A Paradigm day of conversation about ensuring good support with and for people with learning disabilities
2 March 2012 • St Matthew’s Conference Centre • London
I don’t care as much about how payments are arranged as I do about the person who comes into our life to offer support. I want a support worker who connects, understands who the person really is, and opens and supports possibilities for a meaningful community life.
This paraphrase of a mother’s comment to Sally Warren set the topic for the day’s con- versation.
In an important way, the value of public investment in social care comes down to the capacity to bring respectful, trustworthy people into the lives of people with learning dif- ficulties and their families. People who are able and willing to learn how to connect with and come to understand a person and join that person to discover and make the best of opportunities for a meaningful community life.
Our concern is that current trends threaten to split the work of offering assistance from its sources of meaning and effectiveness: the working together of minds, hearts, and hands in support of a satisfying community life. Actual and potential funding cuts create a climate of uncertainty that increases fear and encourages mechanistic, transactional approaches to assisting people. At the same time, increasing regulation takes over
more and more time and redirects attention from the life a unique person wants to live

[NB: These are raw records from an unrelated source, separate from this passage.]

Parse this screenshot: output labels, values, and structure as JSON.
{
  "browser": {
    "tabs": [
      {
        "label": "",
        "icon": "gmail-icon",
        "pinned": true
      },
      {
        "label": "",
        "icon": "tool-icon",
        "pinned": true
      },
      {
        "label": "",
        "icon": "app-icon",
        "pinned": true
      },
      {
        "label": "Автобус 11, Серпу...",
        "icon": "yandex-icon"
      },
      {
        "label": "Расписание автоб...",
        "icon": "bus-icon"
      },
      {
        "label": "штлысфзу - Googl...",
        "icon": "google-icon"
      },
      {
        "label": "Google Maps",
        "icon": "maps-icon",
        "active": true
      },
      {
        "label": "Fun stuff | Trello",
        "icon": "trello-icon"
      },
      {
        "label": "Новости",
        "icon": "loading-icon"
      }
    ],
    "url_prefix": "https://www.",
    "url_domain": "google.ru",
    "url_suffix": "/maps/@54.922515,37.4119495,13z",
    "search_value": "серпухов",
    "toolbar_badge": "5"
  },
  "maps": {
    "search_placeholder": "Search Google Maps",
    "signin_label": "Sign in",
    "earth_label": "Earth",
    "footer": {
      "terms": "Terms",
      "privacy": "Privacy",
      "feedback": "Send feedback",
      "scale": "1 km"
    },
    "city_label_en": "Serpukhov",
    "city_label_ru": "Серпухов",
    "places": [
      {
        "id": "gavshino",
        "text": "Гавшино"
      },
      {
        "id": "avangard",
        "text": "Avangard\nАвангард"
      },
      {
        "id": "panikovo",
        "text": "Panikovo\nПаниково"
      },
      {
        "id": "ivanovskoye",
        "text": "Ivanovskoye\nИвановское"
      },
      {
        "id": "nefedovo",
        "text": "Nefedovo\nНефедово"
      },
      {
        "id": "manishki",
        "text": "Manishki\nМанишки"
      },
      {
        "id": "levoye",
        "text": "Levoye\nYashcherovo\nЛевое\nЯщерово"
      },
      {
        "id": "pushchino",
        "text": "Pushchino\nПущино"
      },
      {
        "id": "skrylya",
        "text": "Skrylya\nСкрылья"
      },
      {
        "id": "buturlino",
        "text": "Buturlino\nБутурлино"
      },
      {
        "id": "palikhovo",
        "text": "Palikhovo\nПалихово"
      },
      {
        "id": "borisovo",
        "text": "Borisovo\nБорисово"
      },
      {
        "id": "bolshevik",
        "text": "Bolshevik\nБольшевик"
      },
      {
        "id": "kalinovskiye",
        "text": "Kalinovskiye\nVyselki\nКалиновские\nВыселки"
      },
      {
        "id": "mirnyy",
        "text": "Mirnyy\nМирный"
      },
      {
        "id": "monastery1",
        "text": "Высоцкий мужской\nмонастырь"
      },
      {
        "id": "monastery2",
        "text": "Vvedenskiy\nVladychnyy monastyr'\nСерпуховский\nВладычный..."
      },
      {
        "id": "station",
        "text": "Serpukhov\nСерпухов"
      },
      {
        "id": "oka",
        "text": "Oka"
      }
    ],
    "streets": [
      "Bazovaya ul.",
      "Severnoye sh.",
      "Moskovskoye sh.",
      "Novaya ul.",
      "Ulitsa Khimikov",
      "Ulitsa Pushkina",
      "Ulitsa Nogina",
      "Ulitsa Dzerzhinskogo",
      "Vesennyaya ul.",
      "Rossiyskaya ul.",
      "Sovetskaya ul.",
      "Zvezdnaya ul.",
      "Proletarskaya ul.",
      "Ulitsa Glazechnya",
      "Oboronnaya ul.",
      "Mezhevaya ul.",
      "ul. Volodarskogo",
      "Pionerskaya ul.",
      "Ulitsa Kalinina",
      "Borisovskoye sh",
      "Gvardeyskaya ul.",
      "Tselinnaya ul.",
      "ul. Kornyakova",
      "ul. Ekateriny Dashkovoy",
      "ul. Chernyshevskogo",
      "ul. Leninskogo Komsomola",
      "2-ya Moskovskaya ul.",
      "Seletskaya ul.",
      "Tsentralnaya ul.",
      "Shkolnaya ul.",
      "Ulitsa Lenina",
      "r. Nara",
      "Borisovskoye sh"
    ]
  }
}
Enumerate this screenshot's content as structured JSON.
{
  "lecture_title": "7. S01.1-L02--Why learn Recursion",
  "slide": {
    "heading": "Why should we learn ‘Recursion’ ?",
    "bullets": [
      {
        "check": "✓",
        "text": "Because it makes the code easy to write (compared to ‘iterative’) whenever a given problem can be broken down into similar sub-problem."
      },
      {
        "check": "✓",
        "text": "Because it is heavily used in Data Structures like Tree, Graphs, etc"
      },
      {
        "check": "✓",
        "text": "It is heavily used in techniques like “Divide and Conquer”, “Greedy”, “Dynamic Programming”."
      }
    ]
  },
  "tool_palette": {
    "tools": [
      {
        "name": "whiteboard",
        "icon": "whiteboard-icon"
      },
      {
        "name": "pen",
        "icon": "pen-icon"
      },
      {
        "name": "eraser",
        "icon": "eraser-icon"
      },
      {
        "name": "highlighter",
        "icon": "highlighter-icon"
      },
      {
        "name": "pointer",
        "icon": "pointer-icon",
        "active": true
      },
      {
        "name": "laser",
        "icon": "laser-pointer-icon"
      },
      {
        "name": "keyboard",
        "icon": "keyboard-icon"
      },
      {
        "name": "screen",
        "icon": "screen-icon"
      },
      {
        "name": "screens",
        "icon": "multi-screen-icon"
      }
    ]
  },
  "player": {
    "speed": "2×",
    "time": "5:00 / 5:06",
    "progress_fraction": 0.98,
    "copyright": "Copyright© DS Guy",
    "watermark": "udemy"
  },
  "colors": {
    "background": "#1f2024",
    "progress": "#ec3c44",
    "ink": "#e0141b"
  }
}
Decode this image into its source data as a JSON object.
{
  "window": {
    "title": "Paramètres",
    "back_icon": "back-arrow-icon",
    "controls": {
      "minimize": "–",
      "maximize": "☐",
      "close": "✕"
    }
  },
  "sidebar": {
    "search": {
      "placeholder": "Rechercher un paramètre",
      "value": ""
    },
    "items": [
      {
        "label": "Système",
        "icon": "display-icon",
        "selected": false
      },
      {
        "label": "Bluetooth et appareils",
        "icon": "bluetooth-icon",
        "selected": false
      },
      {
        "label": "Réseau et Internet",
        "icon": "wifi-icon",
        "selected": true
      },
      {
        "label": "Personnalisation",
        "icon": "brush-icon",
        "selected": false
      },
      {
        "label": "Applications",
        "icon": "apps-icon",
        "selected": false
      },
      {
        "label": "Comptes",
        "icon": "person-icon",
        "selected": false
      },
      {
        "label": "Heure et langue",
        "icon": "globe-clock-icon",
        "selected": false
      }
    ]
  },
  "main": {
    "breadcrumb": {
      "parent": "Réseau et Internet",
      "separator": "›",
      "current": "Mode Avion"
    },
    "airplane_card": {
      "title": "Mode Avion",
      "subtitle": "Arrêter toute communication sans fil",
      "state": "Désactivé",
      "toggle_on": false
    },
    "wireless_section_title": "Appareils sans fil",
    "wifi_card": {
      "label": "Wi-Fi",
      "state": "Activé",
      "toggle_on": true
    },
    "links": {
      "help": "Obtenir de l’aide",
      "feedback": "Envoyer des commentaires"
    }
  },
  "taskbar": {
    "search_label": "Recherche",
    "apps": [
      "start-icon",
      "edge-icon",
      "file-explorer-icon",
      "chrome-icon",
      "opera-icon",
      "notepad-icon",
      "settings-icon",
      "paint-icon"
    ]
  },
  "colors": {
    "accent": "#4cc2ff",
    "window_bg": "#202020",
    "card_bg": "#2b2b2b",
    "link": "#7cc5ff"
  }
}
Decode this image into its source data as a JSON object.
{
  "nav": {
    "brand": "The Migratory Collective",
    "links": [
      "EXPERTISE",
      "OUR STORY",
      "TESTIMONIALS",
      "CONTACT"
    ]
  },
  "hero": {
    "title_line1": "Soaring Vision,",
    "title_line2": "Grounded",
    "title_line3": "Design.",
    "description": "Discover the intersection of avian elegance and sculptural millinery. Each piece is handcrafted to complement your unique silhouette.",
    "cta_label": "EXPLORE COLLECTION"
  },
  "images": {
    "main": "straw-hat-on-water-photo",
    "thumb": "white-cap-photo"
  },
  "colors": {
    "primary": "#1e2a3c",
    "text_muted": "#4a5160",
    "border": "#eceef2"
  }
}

to the rules and procedures governing paid assistance. Under these conditions, assis- tance collapses and becomes a matter of following directions while completing a list of standardized tasks and chores in a rigorously risk managed space that too often trades off opportunity for community participation and the exercise of autonomy for liabilityavoidance. Instead of being challenged to build a respectful relationship in which they can listen more deeply to and act more creatively with people with disabilities and their allies, support workers are expected to comply with more and more detailed rules. Mind and heart are squeezed out. Only tasks are valued and value is seen primarily in terms of money cost.